EXCLUSIVE: Goldman Sachs Team’s Split (from Firm and Internally) Creates Waves
Goldman Sachs’ efforts to preserve cohesion among its tight-knit group of wealth advisors may be strained by a civil war occurring in Washington, DC, and by management’s response to it, according to sources at the firm and in the recruiting community.
Terrance McGowan, Tim W. Moore and John F. Hanley, who have been with Goldman’s private wealth management unit for 12 years, gave notice on March 31 and sent emails to clients that they were leaving, the sources said. They produced around $10 million of revenue in the previous 12 months, managed about $2 billion of client wealth and planned to join a Morgan Stanley branch in Washington following a two-to-three month “garden leave,” the people said.
Any departure from Goldman’s force of fewer than 500 brokers is rare because of 60-to-90-day “non-solicitation” clauses in their employment contracts that complicate the challenge for brokers of convincing clients to move.
What has tongues wagging about the McGowan-Moore-Hanley decision is that Goldman executives at the last minute convinced Hanley to rescind his resignation and help retain his former team’s national book of clients.

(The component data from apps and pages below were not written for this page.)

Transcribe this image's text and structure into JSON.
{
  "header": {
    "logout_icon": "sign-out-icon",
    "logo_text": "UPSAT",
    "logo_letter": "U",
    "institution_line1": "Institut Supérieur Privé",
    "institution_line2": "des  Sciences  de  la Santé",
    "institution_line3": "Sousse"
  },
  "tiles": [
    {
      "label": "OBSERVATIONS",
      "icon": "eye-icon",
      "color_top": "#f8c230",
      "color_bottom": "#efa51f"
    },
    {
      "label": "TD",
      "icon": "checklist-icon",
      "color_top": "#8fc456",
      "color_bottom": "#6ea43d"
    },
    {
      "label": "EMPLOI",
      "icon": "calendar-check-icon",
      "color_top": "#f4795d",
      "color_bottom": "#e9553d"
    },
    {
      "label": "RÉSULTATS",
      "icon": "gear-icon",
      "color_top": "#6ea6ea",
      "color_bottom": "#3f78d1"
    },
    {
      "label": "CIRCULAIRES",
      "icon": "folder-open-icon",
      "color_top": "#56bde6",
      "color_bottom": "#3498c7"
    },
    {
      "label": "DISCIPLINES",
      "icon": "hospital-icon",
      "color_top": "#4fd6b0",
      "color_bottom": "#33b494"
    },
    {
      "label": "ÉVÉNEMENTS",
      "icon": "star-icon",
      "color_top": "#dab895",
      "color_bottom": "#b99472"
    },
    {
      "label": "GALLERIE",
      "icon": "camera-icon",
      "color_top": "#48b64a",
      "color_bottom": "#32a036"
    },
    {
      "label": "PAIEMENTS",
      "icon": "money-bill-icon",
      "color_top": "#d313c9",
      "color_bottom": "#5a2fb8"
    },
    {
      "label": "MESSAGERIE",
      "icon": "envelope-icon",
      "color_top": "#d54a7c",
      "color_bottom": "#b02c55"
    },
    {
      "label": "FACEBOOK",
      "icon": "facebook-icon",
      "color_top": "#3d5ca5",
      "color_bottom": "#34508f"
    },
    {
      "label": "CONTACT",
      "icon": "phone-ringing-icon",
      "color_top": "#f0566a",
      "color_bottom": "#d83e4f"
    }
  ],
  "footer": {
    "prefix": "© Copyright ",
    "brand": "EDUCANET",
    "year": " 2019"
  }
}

Offering him a sweetheart deal with a probable title elevation and other perks smacked of “betrayal” of the business and loyalty principles that management preaches, according to one Goldman staffer who spoke on condition of anonymity.
“There’s a feeling that a lack of loyalty is being rewarded,” the person said. “The firm is taking him back for selfish reasons and it’s causing a lot of us to think.”
Hanley declined to comment when reached by phone at his office on Monday and last Friday.
Andrew Williams, a spokesman for Goldman, declined to comment, as did a Morgan Stanley spokeswoman.
Reached at his Maryland home on Friday, Moore acknowledged that Goldman requires its brokers to take garden leaves before going to work for competitors but declined to elaborate. McGowan could not be reached for comment.
Unlike Morgan Stanley and many broker-dealers, Goldman is not a member of the Protocol for Broker Recruiting, which permits brokers who move among its approximately 1,500 signatories to take rudimentary customer contact information with them when they resign.
Goldman may have intensified its effort to retain Hanley because he was a “culture carrier” who often served as a mentor to private wealth recruits in the firm’s mid-Atlantic region, the source said.
But it may also signal a loss of confidence by Goldman management that wealthy clients will remain loyal to the firm no matter where their individual advisors go, according to Roger Gershman, an industry recruiter with Consultants Period who said he was familiar with the events. That belief has allowed Goldman to give its top advisers significantly lower payouts than wirehouses, he and other recruiters said.
Goldman’s top producers retain less than 35% of the fees and commissions they produce compared with closer to 45% at some of its top rivals, according to Gershman. However, they enjoy the prestige of the Goldman name and an impressive supply of IPOs and other deals from the firm’s investment bankers and capital markets desks.
Goldman’s private wealth group for individuals, their businesses and family foundations is part of its investment management division, and it promotes them as having private bank-like pedigrees. Unlike the private banking units of commercial banks such as JP Morgan Chase and Deutsche Bank, which pay their advisors salaries plus bonuses, Goldman brokers are compensated according to a traditional brokerage “grid,” with payout percentages tied to the amount of fee-and-commission revenue collected for the firm.
McGowan, a 32-year securities industry veteran, joined Goldman in February 2005 after stints at Merrill Lynch, Hambrecht & Quist, Smith Barney, CS First Boston, JPMorgan Securities and Banc of America Securities, according to his BrokerCheck history.
Moore also joined Goldman in February 2005 after four years at Banc of America Securities.
Hanley, whose LinkedIn profile says he was a former business journalist, began his brokerage career at Morgan Stanley Dean Witter in 2001, and has been with Goldman since December 2004, according to his BrokerCheck history.
-Mason Braswell contributed reporting.